Keeping them separated

Isolating transients from a drum performance is not always a simple task. When the drummer hits hard, the transient comes in hot, you don’t have much to worry about. But drums are recorded in the open air, mere inches from other drums. If leakage, or spill, from another drum is louder than the quietest notes you’re trying to capture – ghost notes on a snare, for example – simply adjusting a trigger threshold may not solve the problem.

The global Sensitivity control can go a long way in addressing this problem, allowing you to pick up quieter strikes at the higher settings. But you can also tell Trigger to ignore unwanted instrument sounds with the ingenious Leakage Suppression feature. Set trigger up on an Auxiliary/Bus channel, and send the instrument you wish to replace to the left side, and send audio from the unwanted instruments to the right side the bus. Then adjust the Suppression control to taste – or until only the drum you want is triggering samples.

Build your own kit

As I mentioned earlier, the samples included with Trigger 2 Platinum sound great, and presets include various articulations, velocity layers and round-robin hits to keep them sounding natural. Together with the available expansion packs, you’re not likely to be at a loss for the right professionally-recorded instrument sounds to use in your tracks. You may however have drum sounds on your drive that you like – or a favourite kit you’d like to have at the ready for future productions.

Happily, Steven Slate also offers the free Trigger Instrument Editor which allows you to create your own presets from third party samples or your own recordings. The drag-and-drop interface makes short work of assembling multi-layered round-robin instruments with multiple articulations, and can optionally calculate velocity switch points for you automatically. I didn’t have any samples on my own drive to compete with the factory presets, but playing around with TIE gave me a greater appreciation for the amount of time and the quality of the raw data that went into them.


Trigger 2 Platinum is a versatile tool that combines an intuitive interface with top-notch samples, allowing you to beef up just about any drum recording that needs a little help. The Sensitivity, Velocity and Dynamics controls allow you to retain the nuance and musicianship of the recorded performance, even if you choose to replace the original drum sounds entirely.
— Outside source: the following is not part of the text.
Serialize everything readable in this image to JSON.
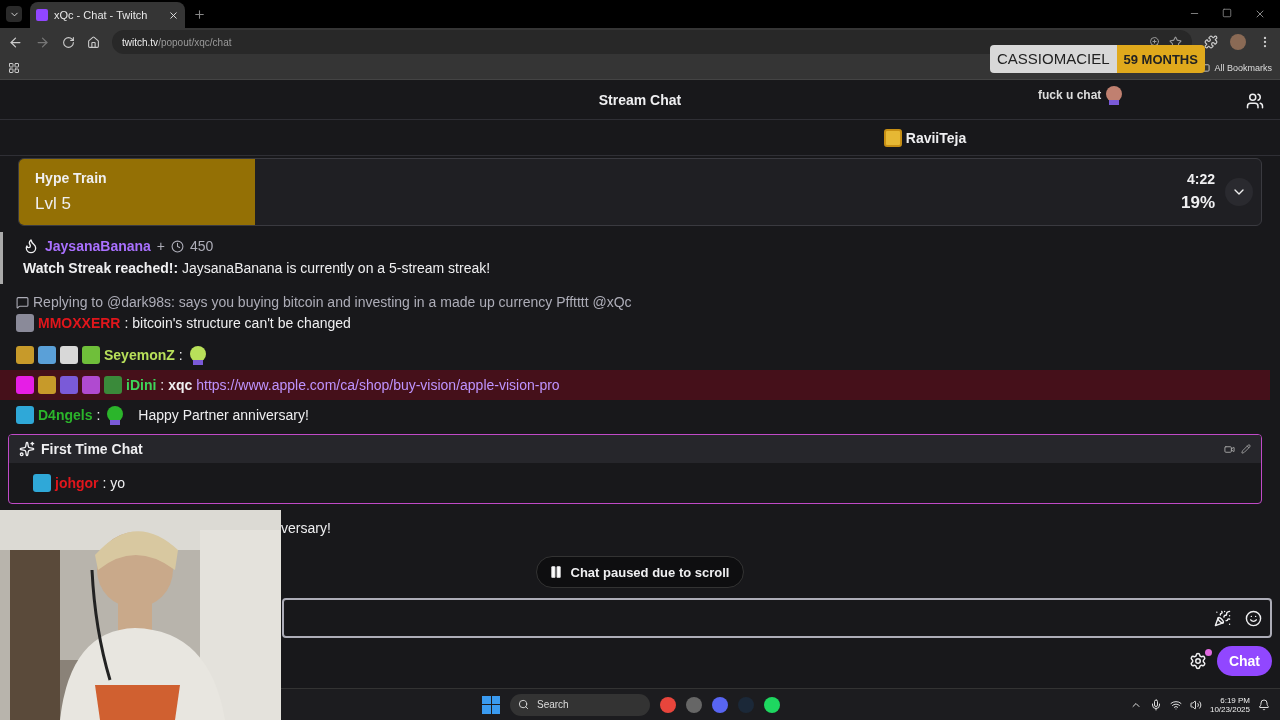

Aside from the quality of the sounds and the tightness of the timing, I was also impressed with how easy it is to use. I dove in without the manual on the first try, inserting it on a snare track and browsing through the sample library, and got a very usable result almost immediately. So if you’ve ever been frustrated by a drum track that’s not quite up to your standards, you should definitely give Trigger 2 Platinum a try. It could easily save you a lot of time and money in the studio – potentially in cases where a do-over might have been the only other option.


Steve Castellano

Steve Castellano is a musician and writer living in Toronto, Canada. He holds a music degree from York University, where his focus was electronic music and composition. He currently records and performs modular electronic music under the name Elettronica Sperimentale.